* **What you will do**
Leaving the pictures aside, return the listing exactly as it appears.

* **Data section**
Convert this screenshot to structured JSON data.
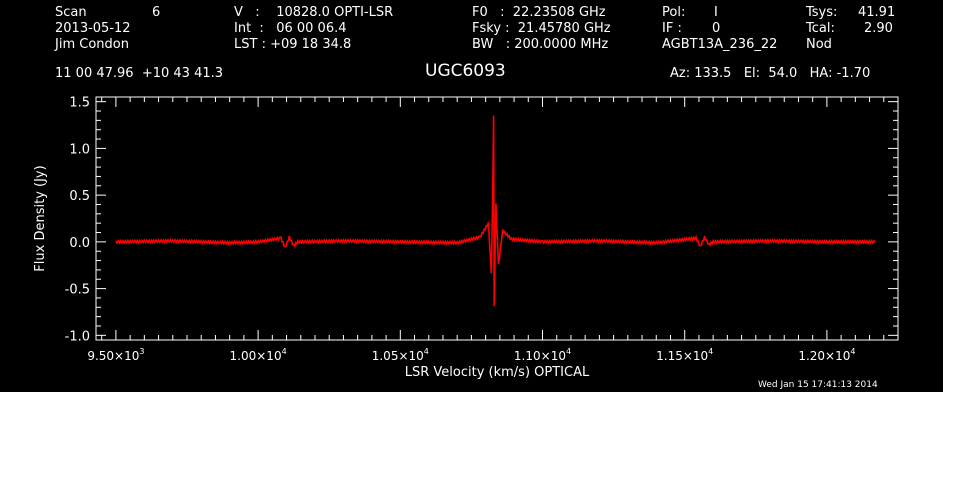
{
  "header": {
    "scan_label": "Scan",
    "scan_value": "6",
    "date": "2013-05-12",
    "observer": "Jim Condon",
    "v_line": "V   :    10828.0 OPTI-LSR",
    "int_line": "Int  :   06 00 06.4",
    "lst_line": "LST : +09 18 34.8",
    "f0_line": "F0   :  22.23508 GHz",
    "fsky_line": "Fsky :  21.45780 GHz",
    "bw_line": "BW   : 200.0000 MHz",
    "pol_label": "Pol:",
    "pol_value": "I",
    "if_label": "IF :",
    "if_value": "0",
    "project": "AGBT13A_236_22",
    "tsys_label": "Tsys:",
    "tsys_value": "41.91",
    "tcal_label": "Tcal:",
    "tcal_value": "2.90",
    "mode": "Nod",
    "coords": "11 00 47.96  +10 43 41.3",
    "source": "UGC6093",
    "az_el_ha": "Az: 133.5   El:  54.0   HA: -1.70"
  },
  "footer": {
    "timestamp": "Wed Jan 15 17:41:13 2014"
  },
  "colors": {
    "background": "#000000",
    "axes": "#ffffff",
    "trace": "#ff0000"
  },
  "chart_data": {
    "type": "line",
    "xlabel": "LSR Velocity (km/s) OPTICAL",
    "ylabel": "Flux Density (Jy)",
    "xlim": [
      9430,
      12250
    ],
    "ylim": [
      -1.05,
      1.55
    ],
    "x_ticks": [
      {
        "value": 9500,
        "mantissa": "9.50",
        "exp": "3"
      },
      {
        "value": 10000,
        "mantissa": "1.00",
        "exp": "4"
      },
      {
        "value": 10500,
        "mantissa": "1.05",
        "exp": "4"
      },
      {
        "value": 11000,
        "mantissa": "1.10",
        "exp": "4"
      },
      {
        "value": 11500,
        "mantissa": "1.15",
        "exp": "4"
      },
      {
        "value": 12000,
        "mantissa": "1.20",
        "exp": "4"
      }
    ],
    "y_ticks": [
      {
        "value": 1.5,
        "label": "1.5"
      },
      {
        "value": 1.0,
        "label": "1.0"
      },
      {
        "value": 0.5,
        "label": "0.5"
      },
      {
        "value": 0.0,
        "label": "0.0"
      },
      {
        "value": -0.5,
        "label": "-0.5"
      },
      {
        "value": -1.0,
        "label": "-1.0"
      }
    ],
    "grid": false,
    "series": [
      {
        "x": [
          9500,
          9700,
          9900,
          10000,
          10080,
          10095,
          10110,
          10125,
          10140,
          10300,
          10500,
          10700,
          10780,
          10810,
          10820,
          10826,
          10828,
          10830,
          10836,
          10845,
          10860,
          10890,
          11000,
          11200,
          11400,
          11540,
          11555,
          11570,
          11585,
          11600,
          11800,
          12000,
          12170
        ],
        "y": [
          0.0,
          0.01,
          -0.01,
          0.0,
          0.04,
          -0.06,
          0.05,
          -0.04,
          0.0,
          0.01,
          0.0,
          -0.01,
          0.05,
          0.2,
          -0.35,
          0.75,
          1.34,
          -0.7,
          0.4,
          -0.25,
          0.12,
          0.03,
          0.0,
          0.01,
          -0.01,
          0.04,
          -0.05,
          0.05,
          -0.03,
          0.0,
          0.01,
          0.0,
          0.0
        ]
      }
    ]
  }
}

* **Expected output**
Convert this screenshot to structured JSON data.
{
  "header": {
    "scan_label": "Scan",
    "scan_value": "6",
    "date": "2013-05-12",
    "observer": "Jim Condon",
    "v_line": "V   :    10828.0 OPTI-LSR",
    "int_line": "Int  :   06 00 06.4",
    "lst_line": "LST : +09 18 34.8",
    "f0_line": "F0   :  22.23508 GHz",
    "fsky_line": "Fsky :  21.45780 GHz",
    "bw_line": "BW   : 200.0000 MHz",
    "pol_label": "Pol:",
    "pol_value": "I",
    "if_label": "IF :",
    "if_value": "0",
    "project": "AGBT13A_236_22",
    "tsys_label": "Tsys:",
    "tsys_value": "41.91",
    "tcal_label": "Tcal:",
    "tcal_value": "2.90",
    "mode": "Nod",
    "coords": "11 00 47.96  +10 43 41.3",
    "source": "UGC6093",
    "az_el_ha": "Az: 133.5   El:  54.0   HA: -1.70"
  },
  "footer": {
    "timestamp": "Wed Jan 15 17:41:13 2014"
  },
  "colors": {
    "background": "#000000",
    "axes": "#ffffff",
    "trace": "#ff0000"
  },
  "chart_data": {
    "type": "line",
    "xlabel": "LSR Velocity (km/s) OPTICAL",
    "ylabel": "Flux Density (Jy)",
    "xlim": [
      9430,
      12250
    ],
    "ylim": [
      -1.05,
      1.55
    ],
    "x_ticks": [
      {
        "value": 9500,
        "mantissa": "9.50",
        "exp": "3"
      },
      {
        "value": 10000,
        "mantissa": "1.00",
        "exp": "4"
      },
      {
        "value": 10500,
        "mantissa": "1.05",
        "exp": "4"
      },
      {
        "value": 11000,
        "mantissa": "1.10",
        "exp": "4"
      },
      {
        "value": 11500,
        "mantissa": "1.15",
        "exp": "4"
      },
      {
        "value": 12000,
        "mantissa": "1.20",
        "exp": "4"
      }
    ],
    "y_ticks": [
      {
        "value": 1.5,
        "label": "1.5"
      },
      {
        "value": 1.0,
        "label": "1.0"
      },
      {
        "value": 0.5,
        "label": "0.5"
      },
      {
        "value": 0.0,
        "label": "0.0"
      },
      {
        "value": -0.5,
        "label": "-0.5"
      },
      {
        "value": -1.0,
        "label": "-1.0"
      }
    ],
    "grid": false,
    "series": [
      {
        "x": [
          9500,
          9700,
          9900,
          10000,
          10080,
          10095,
          10110,
          10125,
          10140,
          10300,
          10500,
          10700,
          10780,
          10810,
          10820,
          10826,
          10828,
          10830,
          10836,
          10845,
          10860,
          10890,
          11000,
          11200,
          11400,
          11540,
          11555,
          11570,
          11585,
          11600,
          11800,
          12000,
          12170
        ],
        "y": [
          0.0,
          0.01,
          -0.01,
          0.0,
          0.04,
          -0.06,
          0.05,
          -0.04,
          0.0,
          0.01,
          0.0,
          -0.01,
          0.05,
          0.2,
          -0.35,
          0.75,
          1.34,
          -0.7,
          0.4,
          -0.25,
          0.12,
          0.03,
          0.0,
          0.01,
          -0.01,
          0.04,
          -0.05,
          0.05,
          -0.03,
          0.0,
          0.01,
          0.0,
          0.0
        ]
      }
    ]
  }
}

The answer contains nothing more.